[Records contained in a dataset]
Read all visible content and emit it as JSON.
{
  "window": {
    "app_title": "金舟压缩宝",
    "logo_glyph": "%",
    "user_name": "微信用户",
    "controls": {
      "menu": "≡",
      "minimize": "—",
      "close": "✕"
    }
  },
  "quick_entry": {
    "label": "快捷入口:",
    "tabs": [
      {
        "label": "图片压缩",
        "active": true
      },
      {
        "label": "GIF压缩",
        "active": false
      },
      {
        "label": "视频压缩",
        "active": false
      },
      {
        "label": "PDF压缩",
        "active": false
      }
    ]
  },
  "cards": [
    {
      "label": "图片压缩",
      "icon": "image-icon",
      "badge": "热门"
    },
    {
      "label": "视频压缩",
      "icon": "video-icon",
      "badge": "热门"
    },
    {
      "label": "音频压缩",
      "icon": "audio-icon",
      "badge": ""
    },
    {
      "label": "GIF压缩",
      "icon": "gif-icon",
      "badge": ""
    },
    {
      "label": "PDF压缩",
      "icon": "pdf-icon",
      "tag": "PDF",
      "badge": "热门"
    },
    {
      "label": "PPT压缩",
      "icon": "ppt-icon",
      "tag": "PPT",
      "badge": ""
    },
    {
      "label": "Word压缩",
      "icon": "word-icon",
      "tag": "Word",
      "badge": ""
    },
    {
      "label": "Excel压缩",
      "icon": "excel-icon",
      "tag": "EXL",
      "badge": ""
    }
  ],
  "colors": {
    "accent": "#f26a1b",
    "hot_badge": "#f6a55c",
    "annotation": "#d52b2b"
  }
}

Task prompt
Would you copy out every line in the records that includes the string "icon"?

Solution for this problem
      "icon": "image-icon",
      "icon": "video-icon",
      "icon": "audio-icon",
      "icon": "gif-icon",
      "icon": "pdf-icon",
      "icon": "ppt-icon",
      "icon": "word-icon",
      "icon": "excel-icon",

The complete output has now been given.